Submitted to: Environmental and Experimental Botany
Publication Type: Peer Reviewed Journal
Publication Acceptance Date: 3/18/2015
Publication Date: 8/1/2015
Citation: Locke, A.M., Ort, D.R. 2015. Diurnal depression in leaf hydraulic conductance at ambient and elevated [CO2] reveals anisohydric water management in field-grown soybean. Environmental and Experimental Botany. 116:39-46. Interpretive Summary: Leaves must contend with dramatic environmental changes over the course of even a single day. Light and air temperature both tend to peak around the middle of the day, and vapor pressure deficit (VPD) typically peaks with leaf temperature, coinciding with maximum light and air temperature. For plants in temperate climates during the peak growing season, this means that transpiration demand is very high while the potential for maximum light-driven carbon acquisition requires fully open stomata. Maintenance of open stomata is only possible if the leaf interior can remain sufficiently hydrated, maintaining leaf water potential, even as high VPD drives rapid evaporation of water from the intercellular air spaces. This study examined the fluctuation of soybean leaf water status and leaf hydraulic conductance at ambient and elevated [CO2] over the course of the day showing that soybean photosynthesis is sustained even as leaf hydraulic conductance was depressed revealing that leaf hydraulic conductance for soybean is in excess of that needed to sustain a stomatal conductance sufficient to prevent depression of photosynthesis in soybean.
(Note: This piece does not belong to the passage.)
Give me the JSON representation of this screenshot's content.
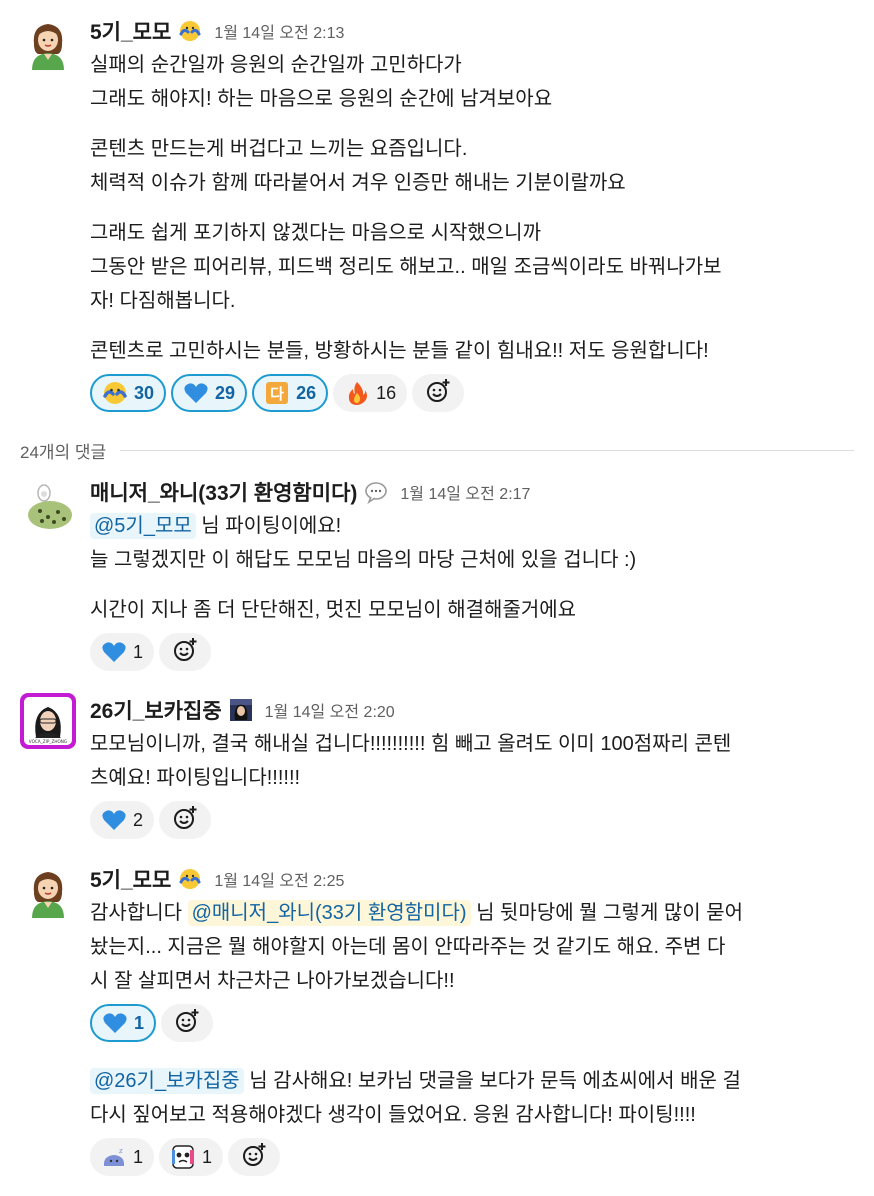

Technical Abstract: Diurnal cycles of photosynthesis and water use in field-grown soybean (Glycine max) are tied to light intensity and vapor pressure deficit (VPD). At high mid-day VPD, transpiration rates can lead to a decline in leaf water potential if leaf hydraulic conductance is insufficient to supply water to intercellular airspaces in pace with demand. Leaf hydraulic conductance is determined by leaf xylem conductivity to water, as well as extra-xylem pathways that are likely mediated by aquaporin water transport proteins. When transpiration demand exceeds the maximum capacity of leaf hydraulic conductance to supply water, high tension in the water column can cause cavitation in xylem, and these emboli-blocked xylem vessels reduce water transport and thus lower leaf hydraulic conductance. Stomatal conductance typically remains high at mid-day for soybean, suggesting either a mid-day increase in leaf hydraulic conductance or that photosynthesis may be maintained at the cost of leaf water status, indicative of an anisohydric water management strategy in soybean. This study examined diurnal fluctuations in leaf hydraulic conductance and 'leaf, showing a mid-day depression in leaf hydraulic conductance in a pattern closely reflecting that of leaf water potential, indicating that leaf hydraulic conductancedepression is the result of cavitation in leaf xylem. The diurnal depression of leaf hydraulic conductance was not prevented by growth at elevated [CO2], which lowered stomatal conductance. Diurnal transcription patterns of aquaporin genes were measured showing that a total of 34 genes belonging to 4 aquaporin families were expressed in soybean leaves, of which 22 were differentially expressed between at least two time points. Overall, this study indicates that mid-day leaf hydraulic conductance depression was driven primarily by cavitation at increasing xylem water tensions. It is further concluded that because soybean photosynthesis is typically sustained at mid-day, leaf hydraulic conductance even at the depressed level was in excess of that needed to sustain a stomatal conconductance sufficient to prevent depression of photosynthesis in soybean.